Another area of concern for the industry is taxes and duties. "Taxes and duties account for almost 25 per cent to 30 per cent of the tariff. Here again the new government could consider the tax regimes adopted for the power sector growth in the neighboring countries which have a tax-free regime," he said.
Rationalisation of the tariff structure is another area of concern for the power industry. "Due to the passage of the Electricity Act 2003 adequate steps have been taken in the liberalisation of the generation and transmission sector of the industry. However tariff rationalisation is in the realm of the state governments. This is where the pronouncements in certain states by politicians is causing concern," said Navin Wadhwani, assistant director with investment bank N M Rothschild & Sons (India).
Rothschild is extensively involved with power companies in India and has been mandated by the financial institutions to help find a solution to the Dabhol imbroglio.
Traditionally, the ailing state electricity boards have been charging higher tariffs to industrial consumers to cross subside domestic and agricultural consumers. State governments are moving towards phasing out this cross subsidy and that is the reason why promises like delivering free power to farmers is causing alarm bells to ring.
Telecom companies want a rationalisation of duties and a lowering of the service tax in line with the global norms in order to reach the mobile users in the country.
The demand comes against the backdrop of a near 40 per cent dip in the mobile subscriber base in April 2004. Although the country has a 180 million addressable mobile population, service providers are unable to reach low-end users as they are unable to fund the high cost of infrastructure considering the very low average revenue per user.
TV Ramachandran, director general, COAI said, "This will be a golden opportunity for the new government to roll out the second phase of reforms in the telecom sector which are important as the market has already plateaued."

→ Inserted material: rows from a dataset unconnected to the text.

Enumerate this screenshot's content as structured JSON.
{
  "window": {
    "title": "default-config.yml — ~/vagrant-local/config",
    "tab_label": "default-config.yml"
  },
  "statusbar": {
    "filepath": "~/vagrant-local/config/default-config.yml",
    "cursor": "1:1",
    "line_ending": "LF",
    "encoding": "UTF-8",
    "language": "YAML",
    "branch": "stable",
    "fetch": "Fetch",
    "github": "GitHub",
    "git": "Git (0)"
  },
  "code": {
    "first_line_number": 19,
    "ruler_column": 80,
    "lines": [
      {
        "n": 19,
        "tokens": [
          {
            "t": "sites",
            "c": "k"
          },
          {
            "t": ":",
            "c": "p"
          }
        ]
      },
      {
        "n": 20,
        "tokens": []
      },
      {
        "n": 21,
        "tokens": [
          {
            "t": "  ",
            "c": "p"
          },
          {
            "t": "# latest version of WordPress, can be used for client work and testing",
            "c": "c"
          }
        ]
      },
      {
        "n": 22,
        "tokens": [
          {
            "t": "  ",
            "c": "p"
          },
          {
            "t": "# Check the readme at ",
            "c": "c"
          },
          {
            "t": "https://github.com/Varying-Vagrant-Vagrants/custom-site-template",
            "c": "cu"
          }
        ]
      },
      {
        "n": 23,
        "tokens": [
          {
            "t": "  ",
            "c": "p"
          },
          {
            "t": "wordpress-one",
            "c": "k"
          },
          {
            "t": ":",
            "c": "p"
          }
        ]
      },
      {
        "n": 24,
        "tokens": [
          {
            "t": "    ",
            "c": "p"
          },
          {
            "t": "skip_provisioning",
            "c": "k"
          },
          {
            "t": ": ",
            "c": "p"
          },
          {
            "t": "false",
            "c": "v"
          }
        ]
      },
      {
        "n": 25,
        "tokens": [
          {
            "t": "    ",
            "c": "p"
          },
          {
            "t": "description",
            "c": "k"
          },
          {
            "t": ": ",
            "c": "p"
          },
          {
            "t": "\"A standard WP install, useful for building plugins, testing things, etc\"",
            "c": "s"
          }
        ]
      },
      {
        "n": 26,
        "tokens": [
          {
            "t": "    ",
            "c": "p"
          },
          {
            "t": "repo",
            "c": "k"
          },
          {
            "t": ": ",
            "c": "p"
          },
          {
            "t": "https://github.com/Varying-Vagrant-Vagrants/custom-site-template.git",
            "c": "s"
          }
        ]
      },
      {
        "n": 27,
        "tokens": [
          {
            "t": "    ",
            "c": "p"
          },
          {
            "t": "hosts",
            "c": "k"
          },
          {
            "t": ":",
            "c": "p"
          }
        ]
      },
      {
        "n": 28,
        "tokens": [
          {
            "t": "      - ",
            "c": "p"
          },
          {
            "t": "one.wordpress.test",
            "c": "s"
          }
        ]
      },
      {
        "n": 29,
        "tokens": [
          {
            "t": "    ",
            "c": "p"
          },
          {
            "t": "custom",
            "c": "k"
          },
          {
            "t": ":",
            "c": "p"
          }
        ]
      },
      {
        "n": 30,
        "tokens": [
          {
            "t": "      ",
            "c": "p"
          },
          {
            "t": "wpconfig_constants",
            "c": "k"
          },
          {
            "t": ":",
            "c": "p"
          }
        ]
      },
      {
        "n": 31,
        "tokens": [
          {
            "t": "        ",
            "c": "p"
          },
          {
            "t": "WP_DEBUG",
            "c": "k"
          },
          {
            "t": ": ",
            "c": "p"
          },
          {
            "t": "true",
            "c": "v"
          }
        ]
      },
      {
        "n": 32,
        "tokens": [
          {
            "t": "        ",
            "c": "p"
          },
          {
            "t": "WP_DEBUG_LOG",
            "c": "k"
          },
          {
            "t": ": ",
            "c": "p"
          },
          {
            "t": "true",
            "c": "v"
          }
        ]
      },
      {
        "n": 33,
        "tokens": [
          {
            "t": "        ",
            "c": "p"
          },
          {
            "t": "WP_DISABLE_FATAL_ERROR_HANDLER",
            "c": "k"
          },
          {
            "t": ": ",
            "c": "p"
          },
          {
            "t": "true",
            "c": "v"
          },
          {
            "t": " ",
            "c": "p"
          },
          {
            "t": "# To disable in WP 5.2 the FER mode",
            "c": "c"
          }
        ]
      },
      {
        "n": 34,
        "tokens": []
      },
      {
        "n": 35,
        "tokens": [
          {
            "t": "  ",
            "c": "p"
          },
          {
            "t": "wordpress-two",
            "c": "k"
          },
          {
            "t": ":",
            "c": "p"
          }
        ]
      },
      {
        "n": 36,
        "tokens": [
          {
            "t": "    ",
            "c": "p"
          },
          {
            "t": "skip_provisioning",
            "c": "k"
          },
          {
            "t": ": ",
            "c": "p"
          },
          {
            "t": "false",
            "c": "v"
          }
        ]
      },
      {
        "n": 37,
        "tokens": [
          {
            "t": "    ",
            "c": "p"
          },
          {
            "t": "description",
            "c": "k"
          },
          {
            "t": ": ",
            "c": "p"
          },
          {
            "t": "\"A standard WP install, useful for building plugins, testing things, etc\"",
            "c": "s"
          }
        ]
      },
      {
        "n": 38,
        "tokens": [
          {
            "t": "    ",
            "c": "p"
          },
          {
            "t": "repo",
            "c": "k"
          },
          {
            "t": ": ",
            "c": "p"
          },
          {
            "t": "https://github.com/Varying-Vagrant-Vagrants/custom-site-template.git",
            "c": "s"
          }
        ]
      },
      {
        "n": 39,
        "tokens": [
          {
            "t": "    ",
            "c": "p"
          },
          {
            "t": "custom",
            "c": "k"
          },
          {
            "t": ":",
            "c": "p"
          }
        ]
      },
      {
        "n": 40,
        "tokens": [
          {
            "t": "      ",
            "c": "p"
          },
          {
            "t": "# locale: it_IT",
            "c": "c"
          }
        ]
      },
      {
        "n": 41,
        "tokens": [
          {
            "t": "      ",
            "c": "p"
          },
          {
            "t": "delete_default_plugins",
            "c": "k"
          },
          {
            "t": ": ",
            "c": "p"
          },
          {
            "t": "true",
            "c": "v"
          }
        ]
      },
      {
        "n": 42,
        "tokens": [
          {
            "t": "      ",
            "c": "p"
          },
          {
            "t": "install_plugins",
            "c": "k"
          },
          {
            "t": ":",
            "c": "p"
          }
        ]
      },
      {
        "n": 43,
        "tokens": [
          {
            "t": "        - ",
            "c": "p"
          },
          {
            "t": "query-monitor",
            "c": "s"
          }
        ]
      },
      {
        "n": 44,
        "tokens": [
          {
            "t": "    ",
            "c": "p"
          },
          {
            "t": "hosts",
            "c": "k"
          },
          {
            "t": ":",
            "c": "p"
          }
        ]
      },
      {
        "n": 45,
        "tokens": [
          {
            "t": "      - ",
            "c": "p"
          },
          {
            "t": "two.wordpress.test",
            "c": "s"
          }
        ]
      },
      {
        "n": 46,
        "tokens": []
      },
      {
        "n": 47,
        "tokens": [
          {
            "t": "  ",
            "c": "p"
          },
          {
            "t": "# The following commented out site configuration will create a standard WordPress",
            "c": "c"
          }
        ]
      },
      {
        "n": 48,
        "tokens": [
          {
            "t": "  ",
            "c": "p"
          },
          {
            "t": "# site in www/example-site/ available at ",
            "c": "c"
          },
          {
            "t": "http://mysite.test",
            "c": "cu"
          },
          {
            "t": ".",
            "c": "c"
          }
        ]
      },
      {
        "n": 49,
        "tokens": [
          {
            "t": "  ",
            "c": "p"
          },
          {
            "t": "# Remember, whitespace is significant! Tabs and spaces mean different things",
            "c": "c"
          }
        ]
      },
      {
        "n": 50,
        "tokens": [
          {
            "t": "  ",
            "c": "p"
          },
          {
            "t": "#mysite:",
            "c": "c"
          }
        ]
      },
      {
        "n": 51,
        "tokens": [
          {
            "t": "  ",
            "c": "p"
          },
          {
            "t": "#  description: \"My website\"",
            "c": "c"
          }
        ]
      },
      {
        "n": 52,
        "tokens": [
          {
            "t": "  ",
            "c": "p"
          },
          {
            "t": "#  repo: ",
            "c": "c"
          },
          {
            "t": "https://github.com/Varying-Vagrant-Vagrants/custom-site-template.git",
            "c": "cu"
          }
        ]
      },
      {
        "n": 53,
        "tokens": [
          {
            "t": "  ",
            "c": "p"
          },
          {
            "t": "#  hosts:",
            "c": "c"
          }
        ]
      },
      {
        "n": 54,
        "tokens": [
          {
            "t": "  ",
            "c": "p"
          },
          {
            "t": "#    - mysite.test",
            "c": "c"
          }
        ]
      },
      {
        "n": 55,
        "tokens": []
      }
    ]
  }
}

He pointed out that the new government can do two things -- allow sharing of infrastructure with the state-owned Bharat Sanchar Nigam and lower duties and levies.
Elaborating on duties and taxes, Ramachandran pointed out that the government should look at "the high burden on service provider, almost 33 per cent, on account of licensing fee, revenue sharing, spectrum usage charges and service taxes. By lowering these high levies, it will further benefit the common man by way of lower tariffs."
Ramachandran pointed out that any reforms in this sector will benefit the common man. "We have seen that the first phase of reforms has resulted in tariffs crashing by almost 90 per cent," he added.
Sandip Das, executive director, Hutchison Max Telecom, said, "The economic reforms which include telecom, are irreversible. While a stable government at the Centre will continue with the pace of reforms, a fractured coalition government will stray away from decisive changes."
A promoter of a leading service provider said, "The government should ensure the financial viability of the telecom sector. It should also look at increasing teledensity in the country".
The cement industry too is demanding the lowering of import duties on a key input, coal.
A K Jain, executive director, The Associated Cement Companies, adds, "We would want the new government to continue its thrust on infrastructure and support housing finance. Also the movement of coal through rail should be better facilitated, along with bringing down the import duty on coal for the cement industry."Anil Singhvi, executive director, Gujarat Ambuja Cements, said, "The cement industry is one of the oldest industries, therefore, we do not require any major reforms. However, the new government should focus on economic growth and infrastructure will have a vital role to play in the coming years."